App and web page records
---

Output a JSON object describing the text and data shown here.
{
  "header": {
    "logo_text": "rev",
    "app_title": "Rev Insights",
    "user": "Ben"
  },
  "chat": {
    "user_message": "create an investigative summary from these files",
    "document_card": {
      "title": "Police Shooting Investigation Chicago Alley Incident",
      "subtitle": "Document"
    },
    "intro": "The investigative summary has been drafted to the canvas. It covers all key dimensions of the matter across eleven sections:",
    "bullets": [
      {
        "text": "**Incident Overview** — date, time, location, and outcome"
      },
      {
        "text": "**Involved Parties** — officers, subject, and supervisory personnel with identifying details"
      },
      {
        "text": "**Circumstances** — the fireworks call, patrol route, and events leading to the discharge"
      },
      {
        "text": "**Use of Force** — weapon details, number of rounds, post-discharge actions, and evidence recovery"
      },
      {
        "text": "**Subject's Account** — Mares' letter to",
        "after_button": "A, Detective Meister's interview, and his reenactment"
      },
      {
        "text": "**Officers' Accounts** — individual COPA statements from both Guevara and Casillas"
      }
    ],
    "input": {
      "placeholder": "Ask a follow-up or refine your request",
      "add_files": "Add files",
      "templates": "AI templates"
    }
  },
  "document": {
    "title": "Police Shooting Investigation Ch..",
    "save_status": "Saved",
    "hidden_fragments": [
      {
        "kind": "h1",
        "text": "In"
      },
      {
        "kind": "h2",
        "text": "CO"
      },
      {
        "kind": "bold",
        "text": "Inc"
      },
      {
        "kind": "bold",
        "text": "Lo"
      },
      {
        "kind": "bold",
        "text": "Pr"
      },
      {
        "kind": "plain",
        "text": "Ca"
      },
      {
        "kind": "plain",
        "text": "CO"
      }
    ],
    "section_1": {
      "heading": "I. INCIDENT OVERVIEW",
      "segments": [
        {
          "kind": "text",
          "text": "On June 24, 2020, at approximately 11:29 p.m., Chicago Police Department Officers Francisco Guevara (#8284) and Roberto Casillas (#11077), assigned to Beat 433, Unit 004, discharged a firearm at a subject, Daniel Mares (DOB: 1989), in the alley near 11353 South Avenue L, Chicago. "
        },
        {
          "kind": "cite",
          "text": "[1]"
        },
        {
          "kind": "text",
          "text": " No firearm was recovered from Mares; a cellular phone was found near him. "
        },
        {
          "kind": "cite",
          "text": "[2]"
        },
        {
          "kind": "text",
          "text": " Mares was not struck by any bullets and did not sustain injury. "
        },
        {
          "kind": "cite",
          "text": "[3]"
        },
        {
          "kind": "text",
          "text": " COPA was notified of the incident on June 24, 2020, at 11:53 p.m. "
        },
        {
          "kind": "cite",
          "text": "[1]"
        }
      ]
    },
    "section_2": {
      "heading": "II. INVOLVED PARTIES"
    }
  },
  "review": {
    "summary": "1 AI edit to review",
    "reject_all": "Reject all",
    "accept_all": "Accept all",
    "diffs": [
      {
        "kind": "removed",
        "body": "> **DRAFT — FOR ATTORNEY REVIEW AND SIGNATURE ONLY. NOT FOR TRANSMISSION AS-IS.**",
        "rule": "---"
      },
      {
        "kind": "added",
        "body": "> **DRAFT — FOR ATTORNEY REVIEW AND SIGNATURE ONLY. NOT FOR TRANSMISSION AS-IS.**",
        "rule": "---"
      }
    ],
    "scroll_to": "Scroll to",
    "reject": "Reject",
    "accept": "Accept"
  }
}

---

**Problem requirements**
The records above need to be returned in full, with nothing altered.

**Exercise solution**
Output a JSON object describing the text and data shown here.
{
  "header": {
    "logo_text": "rev",
    "app_title": "Rev Insights",
    "user": "Ben"
  },
  "chat": {
    "user_message": "create an investigative summary from these files",
    "document_card": {
      "title": "Police Shooting Investigation Chicago Alley Incident",
      "subtitle": "Document"
    },
    "intro": "The investigative summary has been drafted to the canvas. It covers all key dimensions of the matter across eleven sections:",
    "bullets": [
      {
        "text": "**Incident Overview** — date, time, location, and outcome"
      },
      {
        "text": "**Involved Parties** — officers, subject, and supervisory personnel with identifying details"
      },
      {
        "text": "**Circumstances** — the fireworks call, patrol route, and events leading to the discharge"
      },
      {
        "text": "**Use of Force** — weapon details, number of rounds, post-discharge actions, and evidence recovery"
      },
      {
        "text": "**Subject's Account** — Mares' letter to",
        "after_button": "A, Detective Meister's interview, and his reenactment"
      },
      {
        "text": "**Officers' Accounts** — individual COPA statements from both Guevara and Casillas"
      }
    ],
    "input": {
      "placeholder": "Ask a follow-up or refine your request",
      "add_files": "Add files",
      "templates": "AI templates"
    }
  },
  "document": {
    "title": "Police Shooting Investigation Ch..",
    "save_status": "Saved",
    "hidden_fragments": [
      {
        "kind": "h1",
        "text": "In"
      },
      {
        "kind": "h2",
        "text": "CO"
      },
      {
        "kind": "bold",
        "text": "Inc"
      },
      {
        "kind": "bold",
        "text": "Lo"
      },
      {
        "kind": "bold",
        "text": "Pr"
      },
      {
        "kind": "plain",
        "text": "Ca"
      },
      {
        "kind": "plain",
        "text": "CO"
      }
    ],
    "section_1": {
      "heading": "I. INCIDENT OVERVIEW",
      "segments": [
        {
          "kind": "text",
          "text": "On June 24, 2020, at approximately 11:29 p.m., Chicago Police Department Officers Francisco Guevara (#8284) and Roberto Casillas (#11077), assigned to Beat 433, Unit 004, discharged a firearm at a subject, Daniel Mares (DOB: 1989), in the alley near 11353 South Avenue L, Chicago. "
        },
        {
          "kind": "cite",
          "text": "[1]"
        },
        {
          "kind": "text",
          "text": " No firearm was recovered from Mares; a cellular phone was found near him. "
        },
        {
          "kind": "cite",
          "text": "[2]"
        },
        {
          "kind": "text",
          "text": " Mares was not struck by any bullets and did not sustain injury. "
        },
        {
          "kind": "cite",
          "text": "[3]"
        },
        {
          "kind": "text",
          "text": " COPA was notified of the incident on June 24, 2020, at 11:53 p.m. "
        },
        {
          "kind": "cite",
          "text": "[1]"
        }
      ]
    },
    "section_2": {
      "heading": "II. INVOLVED PARTIES"
    }
  },
  "review": {
    "summary": "1 AI edit to review",
    "reject_all": "Reject all",
    "accept_all": "Accept all",
    "diffs": [
      {
        "kind": "removed",
        "body": "> **DRAFT — FOR ATTORNEY REVIEW AND SIGNATURE ONLY. NOT FOR TRANSMISSION AS-IS.**",
        "rule": "---"
      },
      {
        "kind": "added",
        "body": "> **DRAFT — FOR ATTORNEY REVIEW AND SIGNATURE ONLY. NOT FOR TRANSMISSION AS-IS.**",
        "rule": "---"
      }
    ],
    "scroll_to": "Scroll to",
    "reject": "Reject",
    "accept": "Accept"
  }
}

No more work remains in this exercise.